Assumptions are mental shortcuts that are almost virtually unavoidable in everyday life. Everyone makes assumptions from time to time. Whether we are assuming that traffic will be good enough to get to work on time or assuming facts about a person based on their appearance, assumptions are part of life. However, although assumptions are ubiquitous in our daily lives, too many assumptions, or even single ones in the wrong places, can lead to mistakes and lost business.
The Dangers of Assuming
Assuming is the antithesis of planning and analyzing, both of which are key to success in the marketplace. Assuming has a number of dangers, however. Its single greatest danger is the effect it has on the decision-making process. When we start making assumptions either about a problem or its potential solutions, we can end up muddying the waters and misrepresenting the situation.
These dangers in exploring new avenues is perhaps one of the most profound ways in which assumptions can harm businesses. It is well-documented that when companies, governments, and citizens make wrong assumptions, there can be disastrous effects, leading to massive loss in stakes, holdings and capital in general. These issues could be avoided if the decisions leading up to them were based not on assumptions, but on exploration, analysis, and discovery.

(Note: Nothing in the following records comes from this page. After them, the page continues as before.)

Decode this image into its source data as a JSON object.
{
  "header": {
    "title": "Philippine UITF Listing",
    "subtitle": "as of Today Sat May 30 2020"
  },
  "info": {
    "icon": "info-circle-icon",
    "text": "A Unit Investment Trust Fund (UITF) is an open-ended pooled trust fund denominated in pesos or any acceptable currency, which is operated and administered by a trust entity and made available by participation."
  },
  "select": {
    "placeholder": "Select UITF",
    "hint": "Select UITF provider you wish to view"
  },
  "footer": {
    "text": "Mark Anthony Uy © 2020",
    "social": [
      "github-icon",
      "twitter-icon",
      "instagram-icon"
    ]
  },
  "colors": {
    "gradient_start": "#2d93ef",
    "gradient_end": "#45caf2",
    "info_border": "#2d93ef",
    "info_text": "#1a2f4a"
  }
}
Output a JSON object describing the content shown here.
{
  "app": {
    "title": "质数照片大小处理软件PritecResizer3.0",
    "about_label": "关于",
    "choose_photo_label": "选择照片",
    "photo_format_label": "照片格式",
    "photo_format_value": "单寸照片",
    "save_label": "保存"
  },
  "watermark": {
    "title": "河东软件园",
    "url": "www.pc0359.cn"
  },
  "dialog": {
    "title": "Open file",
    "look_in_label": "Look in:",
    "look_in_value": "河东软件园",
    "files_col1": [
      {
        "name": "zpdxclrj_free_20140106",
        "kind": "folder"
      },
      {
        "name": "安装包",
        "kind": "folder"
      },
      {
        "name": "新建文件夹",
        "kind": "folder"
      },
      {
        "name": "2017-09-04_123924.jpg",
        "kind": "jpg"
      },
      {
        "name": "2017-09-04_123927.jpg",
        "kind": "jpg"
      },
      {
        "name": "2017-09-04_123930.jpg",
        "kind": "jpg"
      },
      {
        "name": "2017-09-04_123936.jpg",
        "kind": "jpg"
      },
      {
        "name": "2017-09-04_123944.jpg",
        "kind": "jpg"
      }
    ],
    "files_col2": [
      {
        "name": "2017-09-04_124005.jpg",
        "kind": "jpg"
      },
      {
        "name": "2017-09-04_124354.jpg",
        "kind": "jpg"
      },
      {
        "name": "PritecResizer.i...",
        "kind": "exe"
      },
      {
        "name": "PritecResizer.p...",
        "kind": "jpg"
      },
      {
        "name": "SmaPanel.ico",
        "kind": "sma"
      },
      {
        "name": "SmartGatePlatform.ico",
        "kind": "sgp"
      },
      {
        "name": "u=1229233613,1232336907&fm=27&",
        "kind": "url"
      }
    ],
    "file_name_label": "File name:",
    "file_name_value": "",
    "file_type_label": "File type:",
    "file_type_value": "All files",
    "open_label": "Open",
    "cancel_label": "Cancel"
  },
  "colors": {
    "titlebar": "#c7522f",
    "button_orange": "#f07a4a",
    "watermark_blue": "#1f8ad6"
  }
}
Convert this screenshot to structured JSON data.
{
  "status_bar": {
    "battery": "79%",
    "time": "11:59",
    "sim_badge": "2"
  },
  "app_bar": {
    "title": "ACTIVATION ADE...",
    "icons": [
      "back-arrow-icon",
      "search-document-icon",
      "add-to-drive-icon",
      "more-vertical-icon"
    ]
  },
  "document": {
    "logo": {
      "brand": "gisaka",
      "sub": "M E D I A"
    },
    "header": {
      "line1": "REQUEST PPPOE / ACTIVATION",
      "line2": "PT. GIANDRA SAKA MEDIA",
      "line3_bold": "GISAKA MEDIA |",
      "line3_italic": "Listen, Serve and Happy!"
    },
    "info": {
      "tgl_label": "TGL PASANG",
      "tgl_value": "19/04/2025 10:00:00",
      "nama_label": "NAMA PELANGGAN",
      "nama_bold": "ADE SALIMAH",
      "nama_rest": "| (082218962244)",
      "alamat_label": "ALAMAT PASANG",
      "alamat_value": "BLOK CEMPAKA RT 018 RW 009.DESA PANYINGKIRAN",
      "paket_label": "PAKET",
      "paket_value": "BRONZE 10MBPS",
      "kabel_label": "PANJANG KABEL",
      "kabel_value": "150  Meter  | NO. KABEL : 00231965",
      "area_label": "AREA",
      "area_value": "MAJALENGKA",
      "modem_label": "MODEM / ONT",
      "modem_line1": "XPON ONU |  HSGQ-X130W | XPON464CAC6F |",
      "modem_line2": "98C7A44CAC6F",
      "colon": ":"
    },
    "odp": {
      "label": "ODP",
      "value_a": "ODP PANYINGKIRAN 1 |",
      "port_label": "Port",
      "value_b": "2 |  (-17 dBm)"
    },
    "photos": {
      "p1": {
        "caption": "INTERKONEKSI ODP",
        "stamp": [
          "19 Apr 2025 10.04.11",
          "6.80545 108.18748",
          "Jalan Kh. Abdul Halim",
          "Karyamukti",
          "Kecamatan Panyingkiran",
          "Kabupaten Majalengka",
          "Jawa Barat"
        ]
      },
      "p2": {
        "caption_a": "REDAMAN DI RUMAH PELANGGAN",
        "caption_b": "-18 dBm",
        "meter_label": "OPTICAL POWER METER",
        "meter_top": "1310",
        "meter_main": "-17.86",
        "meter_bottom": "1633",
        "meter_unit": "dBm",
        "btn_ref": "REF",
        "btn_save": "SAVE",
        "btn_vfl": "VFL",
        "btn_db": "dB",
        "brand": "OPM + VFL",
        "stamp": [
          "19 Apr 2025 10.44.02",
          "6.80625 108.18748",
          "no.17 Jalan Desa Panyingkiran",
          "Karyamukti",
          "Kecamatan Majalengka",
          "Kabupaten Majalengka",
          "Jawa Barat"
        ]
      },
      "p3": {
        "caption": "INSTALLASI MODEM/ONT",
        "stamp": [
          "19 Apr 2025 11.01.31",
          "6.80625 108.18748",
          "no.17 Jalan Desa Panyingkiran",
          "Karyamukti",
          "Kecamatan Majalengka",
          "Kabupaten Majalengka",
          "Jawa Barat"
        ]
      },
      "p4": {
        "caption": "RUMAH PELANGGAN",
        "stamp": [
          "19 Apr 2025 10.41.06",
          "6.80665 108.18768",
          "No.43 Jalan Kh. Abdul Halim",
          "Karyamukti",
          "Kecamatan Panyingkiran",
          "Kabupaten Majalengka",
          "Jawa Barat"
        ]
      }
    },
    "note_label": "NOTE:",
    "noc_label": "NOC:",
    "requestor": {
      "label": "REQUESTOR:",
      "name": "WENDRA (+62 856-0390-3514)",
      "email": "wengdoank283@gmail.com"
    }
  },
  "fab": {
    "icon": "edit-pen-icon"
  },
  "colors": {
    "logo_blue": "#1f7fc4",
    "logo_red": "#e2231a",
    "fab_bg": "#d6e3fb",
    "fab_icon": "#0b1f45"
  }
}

Last week I asked a group of people what family jobs were assigned to either boys or girls. Some participants, not hearing the word “family,” volunteered nursing, teaching and waitress. And for men they chimed in police officer, bartender, and taxi driver.
Assumptions made based on bias can prevent us from finding and hiring the talent we need to succeed. Many people have preconceived notions about what people work best in certain jobs, and these are harmful in the workplace.
Assumptions and Leadership
Bad assumptions can be dangerous at the worst of times or disadvantageous at the best of times, no matter who makes them. However, these bad assumptions can become worse when they are made by individuals in leadership positions. Important positions, especially when you are a leader means your decisions no longer only impact you, but everyone around you. Leaders and managers, whether supervisors or C-level executives, must be especially careful when it comes to assumptions and data that drive their decisions.
Some assumptions are unavoidable in our everyday lives, and they do have a place in some areas of business. However, decisions should be based on facts, information, planning and analysis. When we take the time and effort to formulate unbiased decisions, we build a path towards even greater success.